Trip to the Principal’s Office
“Tell me what’s happening at home, Miss James,” says Principal Moore.
I fidget in my chair for a few seconds, and then I shrug my shoulders, like I don’t have anything to lose by telling him what’s up.
“My father walked out on our family the other night because he and my mother had a huge fight about my older sister wanting to come back into our family after being gone for ten years. She ran away when she was fifteen—I don’t know why because no one will tell me—and up until a few days ago, we didn’t even know she was still alive. Mama wants her back and Daddy doesn’t, so he left,” I say, almost all in one breath.
“That’s a lot to deal with,” he says gently. “Truth be told, if I was your age and I came to school with all that on my mind, I’d probably have felt like running away to be by myself for a while too. The thing is, there are consequences to almost everything we do, even if we are under duress when we do them. Now, in most cases, what you did warrants an immediate suspension. Do you think you deserve to be suspended?”
“No, I don’t,” I say, shaking my head.
“Because I’m a good student. I never get into trouble. I made a stupid mistake because I was—I was under duress, like you just said.”

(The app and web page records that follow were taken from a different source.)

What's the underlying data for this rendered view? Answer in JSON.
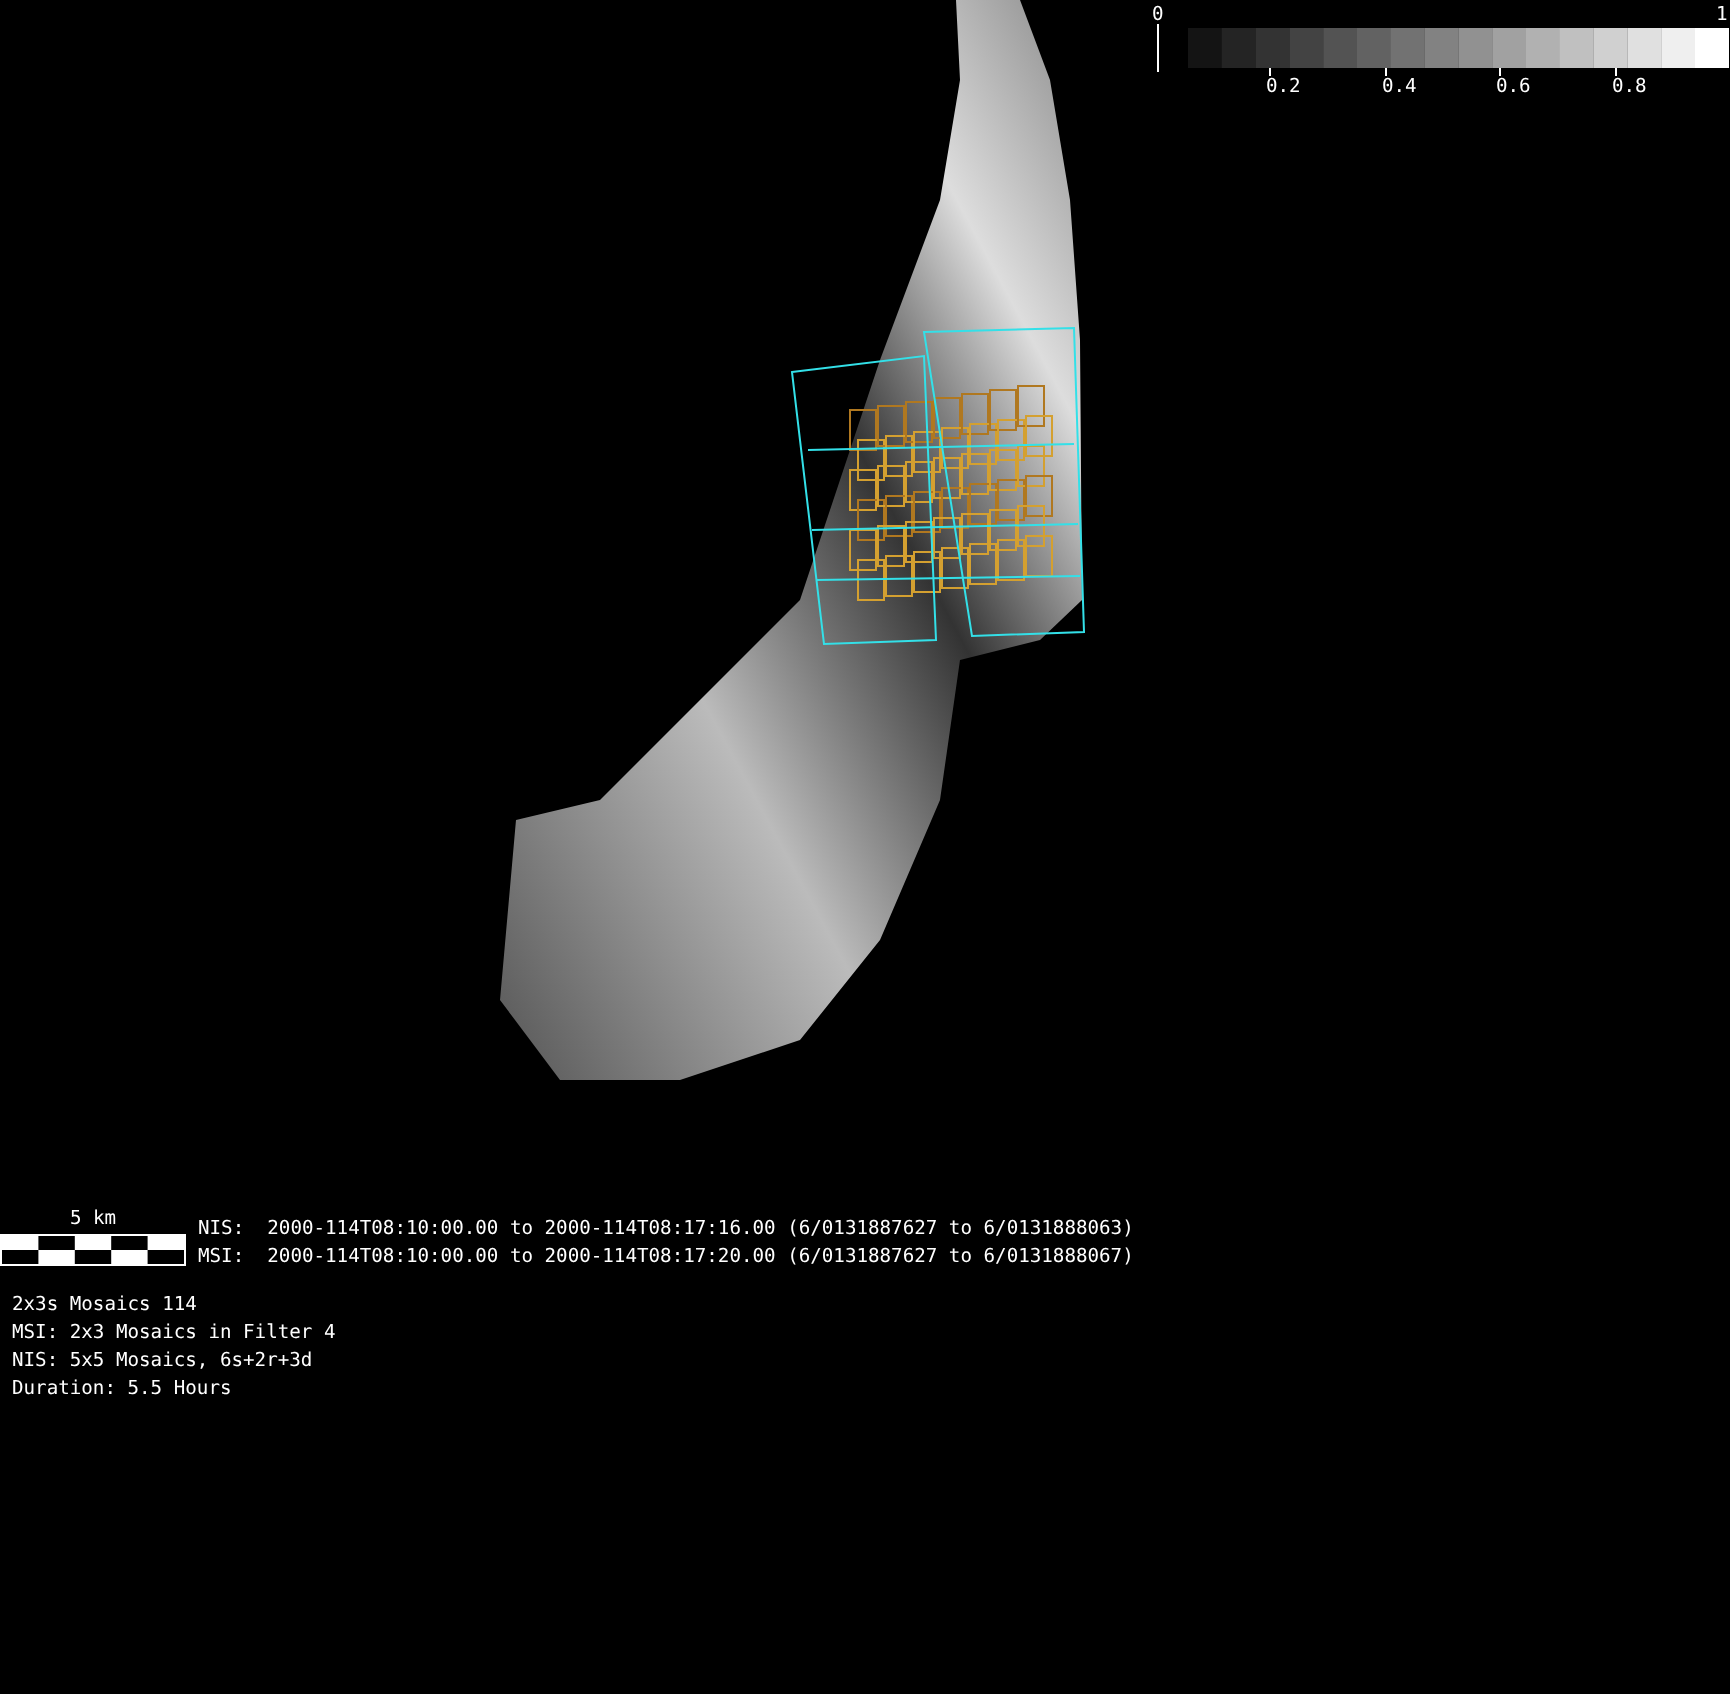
{
  "colorbar": {
    "min_label": "0",
    "max_label": "1",
    "ticks": [
      "0.2",
      "0.4",
      "0.6",
      "0.8"
    ]
  },
  "scale_bar": {
    "label": "5 km"
  },
  "time_ranges": [
    "NIS:  2000-114T08:10:00.00 to 2000-114T08:17:16.00 (6/0131887627 to 6/0131888063)",
    "MSI:  2000-114T08:10:00.00 to 2000-114T08:17:20.00 (6/0131887627 to 6/0131888067)"
  ],
  "info_lines": [
    "2x3s Mosaics 114",
    "MSI: 2x3 Mosaics in Filter 4",
    "NIS: 5x5 Mosaics, 6s+2r+3d",
    "Duration: 5.5 Hours"
  ]
}
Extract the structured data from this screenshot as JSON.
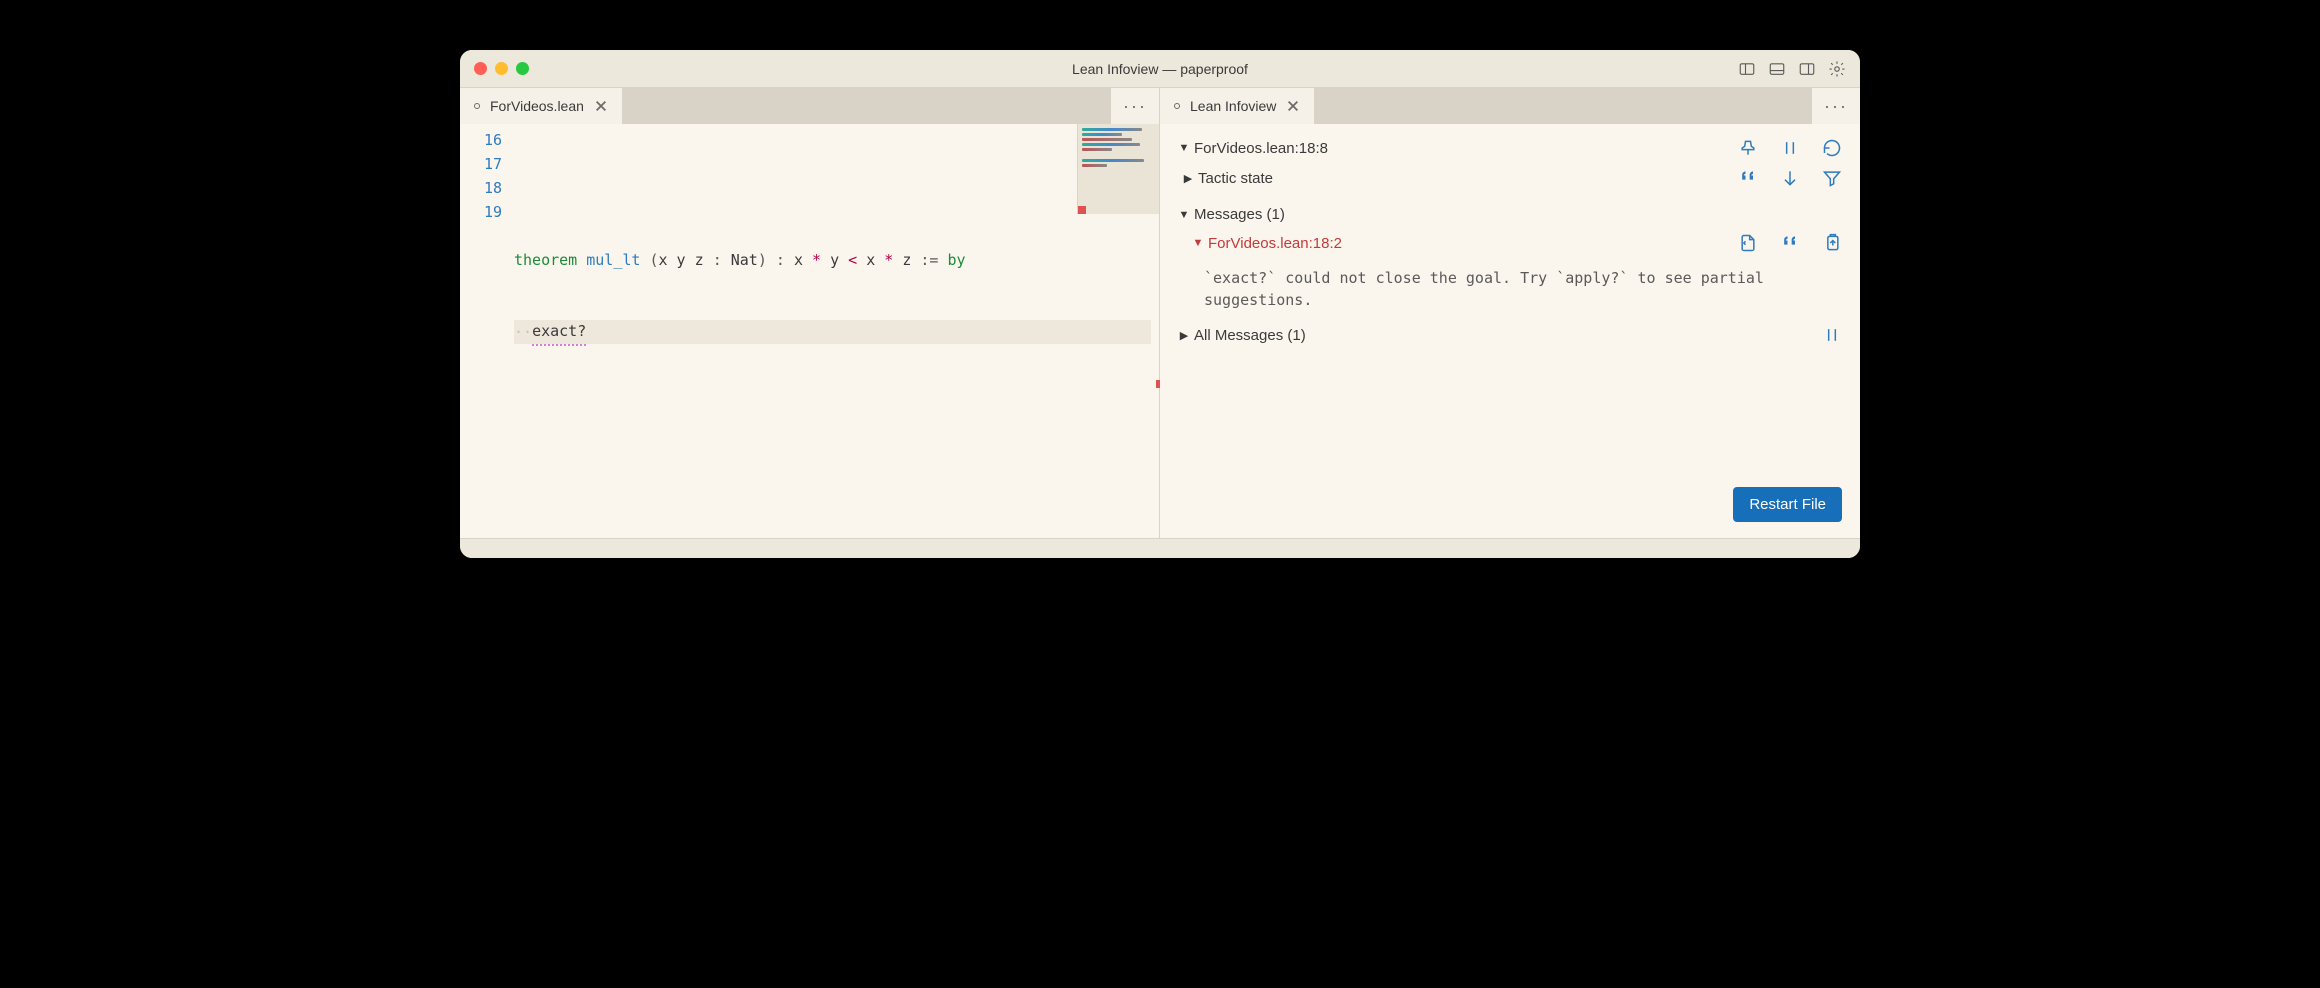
{
  "window": {
    "title": "Lean Infoview — paperproof"
  },
  "leftPane": {
    "tab": {
      "label": "ForVideos.lean"
    },
    "lineNumbers": [
      "16",
      "17",
      "18",
      "19"
    ],
    "code": {
      "kw_theorem": "theorem",
      "fn_name": "mul_lt",
      "params_open": " (",
      "params_vars": "x y z ",
      "params_colon": ": ",
      "params_type": "Nat",
      "params_close": ") ",
      "colon": ": ",
      "expr_x1": "x ",
      "expr_mul1": "* ",
      "expr_y": "y ",
      "expr_lt": "< ",
      "expr_x2": "x ",
      "expr_mul2": "* ",
      "expr_z": "z ",
      "assign": ":= ",
      "by": "by",
      "ws_dots": "··",
      "tactic": "exact?"
    }
  },
  "rightPane": {
    "tab": {
      "label": "Lean Infoview"
    },
    "location": "ForVideos.lean:18:8",
    "tactic_state": "Tactic state",
    "messages": "Messages (1)",
    "error_location": "ForVideos.lean:18:2",
    "error_text": "`exact?` could not close the goal. Try `apply?` to see partial suggestions.",
    "all_messages": "All Messages (1)",
    "restart": "Restart File"
  }
}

“Then what do you think you deserve?” he asks, sitting back in his chair.
I’m thinking, is he serious? I get to pick my own punishment? I wonder what his angle is. I can’t tell yet.
“Clinic,” I suggest after a few moments.
Clinic is what our school now calls Detention. Why, I don’t know. I guess they think spending time after school with a roomful of students you’re not allowed to talk to and a teacher who is mad that they have to be there to sit with you is somehow supposed to heal a student in trouble.
“One week,” he says, but to me he looks like he’s willing to negotiate.
“Three days,” I say. “Max.”
Principal Moore stares me down for a minute and I wonder if maybe I read him wrong, but then he throws his head back and lets out a big booming laugh.
“I like her,” he says to Aris, then turns back to me.
“Three days, starting tomorrow. And I’ve already spoken to Miss Wilson about you spending them with her. I read your file, Miss James. I’ve seen your transcripts. You’re a very good student, but you’re an even better writer. Gifted, with the potential to be brilliant, even at your young age. I want you to use this time in Clinic to be productive. Take all this negativity and spin it into something positive. Writing under Miss Wilson’s guidance is a good start. How does that sound?”
“I can do that,” I smile.
“Good. We’re done here then.”